Mr Ncube, who was awarded the International Publishers Association Freedom Prize in 2007, said: “The day African media is able to mock, to caricature, to insult, to make fun of politicians especially presidents, will mark the dawn of maturity of both our media and our politicians and I look forward to that day.”
Gay rights and morality
In a wide-ranging lecture , later characterised by robust questions and comments from the audience, Mr Ncube did not let the touchy issue of homosexuality go unremarked upon. He said the “African prejudice against gays and lesbians shocks me to no end”.
He wondered if Africans, who endured slavery and discrimination for centuries, attained political freedom so as to oppress minorities.
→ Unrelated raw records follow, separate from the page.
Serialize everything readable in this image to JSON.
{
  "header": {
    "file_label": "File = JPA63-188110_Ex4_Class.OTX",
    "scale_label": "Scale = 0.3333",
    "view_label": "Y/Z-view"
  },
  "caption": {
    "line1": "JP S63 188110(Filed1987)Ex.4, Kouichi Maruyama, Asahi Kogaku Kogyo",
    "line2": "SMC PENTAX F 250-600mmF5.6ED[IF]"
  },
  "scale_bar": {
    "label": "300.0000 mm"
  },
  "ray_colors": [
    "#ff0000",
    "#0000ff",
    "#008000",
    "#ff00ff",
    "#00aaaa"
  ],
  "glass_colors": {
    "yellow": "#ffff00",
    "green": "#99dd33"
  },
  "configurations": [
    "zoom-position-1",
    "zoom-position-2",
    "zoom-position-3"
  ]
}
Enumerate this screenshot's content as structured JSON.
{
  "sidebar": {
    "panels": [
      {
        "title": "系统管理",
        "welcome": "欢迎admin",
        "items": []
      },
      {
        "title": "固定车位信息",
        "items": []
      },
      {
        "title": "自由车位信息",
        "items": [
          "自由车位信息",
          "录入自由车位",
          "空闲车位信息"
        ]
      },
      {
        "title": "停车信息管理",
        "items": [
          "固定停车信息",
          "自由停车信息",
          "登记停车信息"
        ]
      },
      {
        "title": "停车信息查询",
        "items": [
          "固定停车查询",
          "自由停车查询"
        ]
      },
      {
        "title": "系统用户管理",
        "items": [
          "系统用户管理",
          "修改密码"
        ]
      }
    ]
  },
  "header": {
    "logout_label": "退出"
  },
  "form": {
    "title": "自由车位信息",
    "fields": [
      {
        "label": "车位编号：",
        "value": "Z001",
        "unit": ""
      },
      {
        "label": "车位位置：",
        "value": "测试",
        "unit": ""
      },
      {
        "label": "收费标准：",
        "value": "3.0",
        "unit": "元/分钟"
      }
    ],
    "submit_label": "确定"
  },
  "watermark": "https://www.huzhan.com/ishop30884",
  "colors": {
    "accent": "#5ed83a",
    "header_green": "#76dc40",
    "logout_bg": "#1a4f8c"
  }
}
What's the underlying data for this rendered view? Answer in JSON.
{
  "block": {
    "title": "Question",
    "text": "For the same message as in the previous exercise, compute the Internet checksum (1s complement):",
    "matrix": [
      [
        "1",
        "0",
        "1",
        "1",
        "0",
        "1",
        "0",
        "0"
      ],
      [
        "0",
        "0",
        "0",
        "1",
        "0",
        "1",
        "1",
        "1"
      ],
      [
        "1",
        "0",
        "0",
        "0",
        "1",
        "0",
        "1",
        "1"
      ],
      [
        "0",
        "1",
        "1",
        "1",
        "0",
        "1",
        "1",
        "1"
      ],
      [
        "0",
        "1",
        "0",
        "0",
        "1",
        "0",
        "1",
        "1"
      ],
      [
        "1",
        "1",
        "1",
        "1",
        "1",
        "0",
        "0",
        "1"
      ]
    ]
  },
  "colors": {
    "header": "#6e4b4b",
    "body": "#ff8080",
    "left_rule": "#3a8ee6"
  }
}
President Museveni signed the Anti-Homosexuality Bill into law in February 2014, drawing applause from majority Ugandans and condemnations from sections of human rights campaigners and pro-gay activists, especially from the western world.
Although the Constitutional Court struck down the law in August 2014 on grounds that Parliament passed it without quorum, MPs are working toward enacting a new law.
He asked the media not to be champions of discrimination. “The media’s role in this sorry saga should be to expose all forms of bigotry, educate and provide leadership to our homophobic, prejudiced, ignorant political leaders and not be cheerleaders.”
Overstay in power
Turning to presidents who overstay in power, Mr Ncube, a fellow of the African Leadership Initiative, said: “It is not healthy for any leader to stay in power indefinitely as this invariably subverts the independence of institutions.”
He singled out Robert Mugabe of Zimbabwe and Yoweri Museveni of Uganda who have been in power for 34 and 28 years respectively.
He added: “We do our profession a disservice if we view our role as apologists for politicians.”
Mr Ncube also spoke of the opportunities and challenges new media presents to journalism. The Internet has made it possible for African journalists to operate with greater freedom yet, he said, it also has added barriers to meaningful journalism.
“The stuff that you find, the nonsense that is not verified, the claims, the allegations, make my heart bleed in terms of what we are putting out there as journalists.”
He said the media needs to be brave, organised and to “use our networks to build an infrastructure of independent, credible media voices that strengthens freedom of expression for all and not just for us and our colleagues”.
As the co-chair of the African Media Initiative, a continent-wide organisation that focuses on strengthening the media’s viability and enhancing its professionalism, Mr Ncube knows something about the state of the media business in Africa today.
It largely comes down to profit. If media houses are not self-sustaining, journalists will be easily compromised. “The (best) defence for press freedom is profitability,” he said. “When we don’t make profits, we are going to be bought. We are going to be compromised.”
Anena is ACME’s Special Projects Officer